── MATERIAL SUPPLIED ──
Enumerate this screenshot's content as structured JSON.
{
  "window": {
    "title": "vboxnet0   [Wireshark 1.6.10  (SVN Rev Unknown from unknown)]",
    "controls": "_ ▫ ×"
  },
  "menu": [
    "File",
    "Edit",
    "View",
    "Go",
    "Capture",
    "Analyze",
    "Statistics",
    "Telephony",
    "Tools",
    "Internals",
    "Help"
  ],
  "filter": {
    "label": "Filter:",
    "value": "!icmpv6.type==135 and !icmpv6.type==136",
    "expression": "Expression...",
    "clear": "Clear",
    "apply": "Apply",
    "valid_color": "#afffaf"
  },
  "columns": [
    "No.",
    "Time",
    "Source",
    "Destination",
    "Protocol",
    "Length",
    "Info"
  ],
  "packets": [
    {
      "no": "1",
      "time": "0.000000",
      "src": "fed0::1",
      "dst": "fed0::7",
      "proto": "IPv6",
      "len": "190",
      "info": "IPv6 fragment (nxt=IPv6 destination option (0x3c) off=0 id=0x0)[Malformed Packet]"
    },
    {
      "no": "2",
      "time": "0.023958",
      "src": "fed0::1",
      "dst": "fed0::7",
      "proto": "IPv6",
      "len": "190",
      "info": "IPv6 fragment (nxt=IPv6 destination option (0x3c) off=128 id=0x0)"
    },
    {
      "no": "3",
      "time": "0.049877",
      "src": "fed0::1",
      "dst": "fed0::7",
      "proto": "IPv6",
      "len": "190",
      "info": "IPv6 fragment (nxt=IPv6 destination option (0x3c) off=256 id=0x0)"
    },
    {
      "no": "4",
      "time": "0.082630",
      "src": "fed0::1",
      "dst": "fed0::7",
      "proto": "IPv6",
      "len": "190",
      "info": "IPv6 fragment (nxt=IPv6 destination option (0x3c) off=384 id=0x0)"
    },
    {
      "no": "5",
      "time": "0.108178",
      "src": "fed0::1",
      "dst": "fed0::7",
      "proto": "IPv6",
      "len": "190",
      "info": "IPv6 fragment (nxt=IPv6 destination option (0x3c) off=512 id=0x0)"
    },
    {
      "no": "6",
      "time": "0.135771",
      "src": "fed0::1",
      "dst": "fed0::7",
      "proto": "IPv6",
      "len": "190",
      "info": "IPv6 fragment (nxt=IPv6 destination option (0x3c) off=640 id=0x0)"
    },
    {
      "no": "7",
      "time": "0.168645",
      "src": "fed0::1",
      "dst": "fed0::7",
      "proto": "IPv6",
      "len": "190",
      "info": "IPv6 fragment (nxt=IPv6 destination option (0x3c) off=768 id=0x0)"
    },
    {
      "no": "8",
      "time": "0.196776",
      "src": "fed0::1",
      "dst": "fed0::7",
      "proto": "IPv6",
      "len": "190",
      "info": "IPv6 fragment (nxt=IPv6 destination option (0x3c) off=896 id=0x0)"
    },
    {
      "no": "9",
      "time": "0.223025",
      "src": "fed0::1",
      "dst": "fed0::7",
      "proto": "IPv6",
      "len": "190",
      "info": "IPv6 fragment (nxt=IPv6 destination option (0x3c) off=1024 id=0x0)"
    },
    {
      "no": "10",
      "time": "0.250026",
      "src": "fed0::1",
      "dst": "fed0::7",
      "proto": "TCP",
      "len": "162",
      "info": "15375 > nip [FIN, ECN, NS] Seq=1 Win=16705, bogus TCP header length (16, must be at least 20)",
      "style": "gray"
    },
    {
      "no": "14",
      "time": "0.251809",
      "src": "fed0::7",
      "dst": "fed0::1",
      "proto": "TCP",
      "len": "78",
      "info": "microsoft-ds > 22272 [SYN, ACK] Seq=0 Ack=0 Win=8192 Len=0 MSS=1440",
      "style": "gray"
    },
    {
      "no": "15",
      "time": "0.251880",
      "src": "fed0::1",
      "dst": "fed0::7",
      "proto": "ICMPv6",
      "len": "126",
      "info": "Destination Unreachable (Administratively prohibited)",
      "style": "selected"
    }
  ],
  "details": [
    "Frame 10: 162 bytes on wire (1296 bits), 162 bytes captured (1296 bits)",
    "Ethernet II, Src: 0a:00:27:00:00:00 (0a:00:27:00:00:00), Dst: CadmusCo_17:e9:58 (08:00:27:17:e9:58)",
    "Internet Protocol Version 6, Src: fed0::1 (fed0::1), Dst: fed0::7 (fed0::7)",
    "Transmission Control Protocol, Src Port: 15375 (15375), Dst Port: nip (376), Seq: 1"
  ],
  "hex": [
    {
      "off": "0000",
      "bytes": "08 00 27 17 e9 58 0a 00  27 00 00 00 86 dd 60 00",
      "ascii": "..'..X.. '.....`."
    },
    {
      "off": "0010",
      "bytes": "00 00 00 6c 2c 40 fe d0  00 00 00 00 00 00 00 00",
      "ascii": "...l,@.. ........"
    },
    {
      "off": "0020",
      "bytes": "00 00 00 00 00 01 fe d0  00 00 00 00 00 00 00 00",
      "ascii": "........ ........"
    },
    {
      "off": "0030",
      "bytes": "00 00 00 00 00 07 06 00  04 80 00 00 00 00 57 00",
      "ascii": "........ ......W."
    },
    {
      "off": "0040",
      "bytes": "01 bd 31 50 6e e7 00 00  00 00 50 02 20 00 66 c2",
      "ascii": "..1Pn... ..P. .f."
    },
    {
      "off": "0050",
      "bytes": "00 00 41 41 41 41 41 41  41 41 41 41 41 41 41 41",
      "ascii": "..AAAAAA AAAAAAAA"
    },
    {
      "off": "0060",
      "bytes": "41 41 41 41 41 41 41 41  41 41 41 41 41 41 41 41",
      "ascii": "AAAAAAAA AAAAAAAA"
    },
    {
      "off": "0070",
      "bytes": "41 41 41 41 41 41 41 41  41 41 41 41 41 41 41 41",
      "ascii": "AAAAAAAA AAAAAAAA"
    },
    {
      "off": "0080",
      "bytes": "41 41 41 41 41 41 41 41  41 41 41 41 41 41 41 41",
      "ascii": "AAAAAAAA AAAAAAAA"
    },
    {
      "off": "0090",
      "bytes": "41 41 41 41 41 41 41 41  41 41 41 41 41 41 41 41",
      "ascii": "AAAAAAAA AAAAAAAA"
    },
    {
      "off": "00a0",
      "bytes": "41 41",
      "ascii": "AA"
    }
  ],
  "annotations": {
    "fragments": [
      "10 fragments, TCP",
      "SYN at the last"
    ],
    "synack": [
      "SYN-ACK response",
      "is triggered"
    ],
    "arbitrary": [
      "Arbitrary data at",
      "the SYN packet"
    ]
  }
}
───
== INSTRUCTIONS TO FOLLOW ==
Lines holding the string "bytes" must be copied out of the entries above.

== WRITTEN SOLUTION ==
    "Frame 10: 162 bytes on wire (1296 bits), 162 bytes captured (1296 bits)",
      "bytes": "08 00 27 17 e9 58 0a 00  27 00 00 00 86 dd 60 00",
      "bytes": "00 00 00 6c 2c 40 fe d0  00 00 00 00 00 00 00 00",
      "bytes": "00 00 00 00 00 01 fe d0  00 00 00 00 00 00 00 00",
      "bytes": "00 00 00 00 00 07 06 00  04 80 00 00 00 00 57 00",
      "bytes": "01 bd 31 50 6e e7 00 00  00 00 50 02 20 00 66 c2",
      "bytes": "00 00 41 41 41 41 41 41  41 41 41 41 41 41 41 41",
      "bytes": "41 41 41 41 41 41 41 41  41 41 41 41 41 41 41 41",
      "bytes": "41 41 41 41 41 41 41 41  41 41 41 41 41 41 41 41",
      "bytes": "41 41 41 41 41 41 41 41  41 41 41 41 41 41 41 41",
      "bytes": "41 41 41 41 41 41 41 41  41 41 41 41 41 41 41 41",
      "bytes": "41 41",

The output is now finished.